Bruce was born and raised near Oakwood & Rogers, the youngest of three boys. When the school system suggested he move along at the age of 16, he did a brief stint at a pickle factory before serving 40 faithful years at the Continental Can Company, working his way up from mail-boy to management.

Bruce was an avid reader, a World War aficionado, and a dedicated crossword puzzler. He had a wry wit and told wonderfully stupid jokes. He was a gifted speaker involved in the Chamber of Commerce, Toastmasters and Rotary, the latter of which awarded him the Paul Harris Fellow.

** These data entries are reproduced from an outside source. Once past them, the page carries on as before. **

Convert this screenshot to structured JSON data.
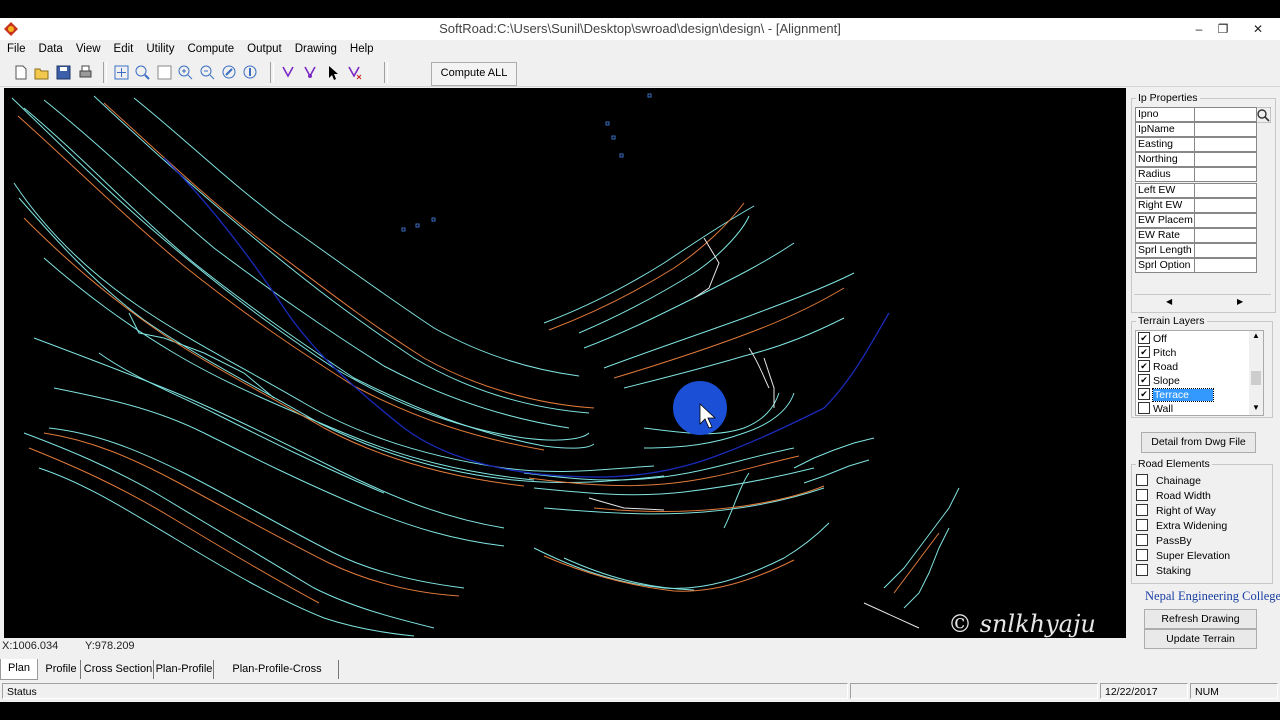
{
  "window": {
    "title": "SoftRoad:C:\\Users\\Sunil\\Desktop\\swroad\\design\\design\\ - [Alignment]",
    "minimize": "–",
    "restore": "❐",
    "close": "✕"
  },
  "menu": [
    "File",
    "Data",
    "View",
    "Edit",
    "Utility",
    "Compute",
    "Output",
    "Drawing",
    "Help"
  ],
  "toolbar": {
    "compute_all": "Compute ALL",
    "icons": [
      "new-file-icon",
      "open-folder-icon",
      "save-icon",
      "print-icon",
      "zoom-window-icon",
      "zoom-extents-icon",
      "pan-icon",
      "zoom-in-icon",
      "zoom-out-icon",
      "zoom-previous-icon",
      "zoom-realtime-icon",
      "ip-add-icon",
      "ip-edit-icon",
      "select-arrow-icon",
      "ip-delete-icon"
    ]
  },
  "ip_properties": {
    "title": "Ip Properties",
    "rows": [
      "Ipno",
      "IpName",
      "Easting",
      "Northing",
      "Radius",
      "Left EW",
      "Right EW",
      "EW Placem",
      "EW Rate",
      "Sprl Length",
      "Sprl Option"
    ],
    "prev": "◀",
    "next": "▶"
  },
  "terrain_layers": {
    "title": "Terrain Layers",
    "items": [
      {
        "label": "Off",
        "checked": true,
        "selected": false
      },
      {
        "label": "Pitch",
        "checked": true,
        "selected": false
      },
      {
        "label": "Road",
        "checked": true,
        "selected": false
      },
      {
        "label": "Slope",
        "checked": true,
        "selected": false
      },
      {
        "label": "Terrace",
        "checked": true,
        "selected": true
      },
      {
        "label": "Wall",
        "checked": false,
        "selected": false
      }
    ],
    "detail_button": "Detail from Dwg File"
  },
  "road_elements": {
    "title": "Road Elements",
    "items": [
      "Chainage",
      "Road Width",
      "Right of Way",
      "Extra Widening",
      "PassBy",
      "Super Elevation",
      "Staking"
    ]
  },
  "college": "Nepal Engineering College",
  "buttons": {
    "refresh": "Refresh Drawing",
    "update_terrain": "Update Terrain"
  },
  "coords": {
    "x": "X:1006.034",
    "y": "Y:978.209"
  },
  "tabs": [
    "Plan",
    "Profile",
    "Cross Section",
    "Plan-Profile",
    "Plan-Profile-Cross Section"
  ],
  "status": {
    "label": "Status",
    "date": "12/22/2017",
    "num": "NUM"
  },
  "watermark": "© snlkhyaju",
  "colors": {
    "canvas": "#000000",
    "contour_cyan": "#7fe3e0",
    "contour_orange": "#e07a3a",
    "alignment_blue": "#1a2ab8",
    "cursor_highlight": "#1a4fd6",
    "selected_bg": "#3399ff"
  }
}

As a father, he invented hilarious Captain Blackjack bedtime stories with his kids as the heroes. He was the perennial coach, driver, repairman and supporter for myriad sports and activities. He had a formidable moral compass and always sought the high road, saying, "The Browns may do it and the Joneses may do it but the Moffatts don't do it...".

He was the Grandpa who dressed up as Santa, read bedtime stories and wasn’t afraid to be goofy. He was a father figure to others who looked to his steady, thoughtful manner for guidance.

Bruce never forgot his meager beginnings; he was grateful for, and proud of, all he and Betty achieved together. A common phrase, as he raised a glass around a table of family or friends was, "Not bad, eh?".

He met Betty in grade 8 and despite throwing her boots down the well, the two became inseparable, eventually celebrating 61 years of marriage in 2016. He never stopped making her laugh.

Bruce came to Betty’s family cottage in the 1940s and that funny old place became the foundation of a million memories framed by a spectacular sunset. Bruce called the sunset’s ripples his “golden staircase” and in later years, he would look at that view for hours.

When Bruce and Betty retired to the cottage, they forged an enviable retirement with lifelong friends from the city and new-found friends in Haliburton.

Bruce was a homebody and a perpetual putterer, happy to poke around in the garage and yard in his clunky rubber boots - fixing, mending, painting, mowing. He could also be the life of a party, as evidenced by his alter ego "Coconut Bruce", a one-time party prank captured in a single blurry photo.

In 2008, Bruce suffered a stroke, leaving him with a common post-stroke communication disorder called Aphasia. It robbed him of language and challenged his comprehension. It silenced the jokes, stories, and advice; effectively eliminating many of the traits and activities that defined him - but it never dampened his humour.

Aphasia is hard work - and extremely isolating, and even as friends stopped calling and his world became smaller, Bruce demonstrated tremendous grace and patience amid family and a few good friends who continued to see him behind the garbled facade.

Bruce and Betty were two halves of a whole, and Betty's unexpected death in 2017 was an unrecoverable blow for Bruce. A second stroke just months afterward marked the beginning of a steady decline.

There are no words to describe this loss, the final chapter of two lives so entwined. If Bruce was stubborn, private and proud-to-a-fault, he was also humble, funny, reflective and generous; a true gentleman.

Bruce's was a life well lived, ultimately proving that it's not a fancy education or an ivory tower career that makes a man; it's honest work wrapped in kindness, family, friends and humour.

Details

Cremation has taken place and Bruce didn’t want a funeral service or celebration. Bruce and Betty are together again and that makes things right with the world.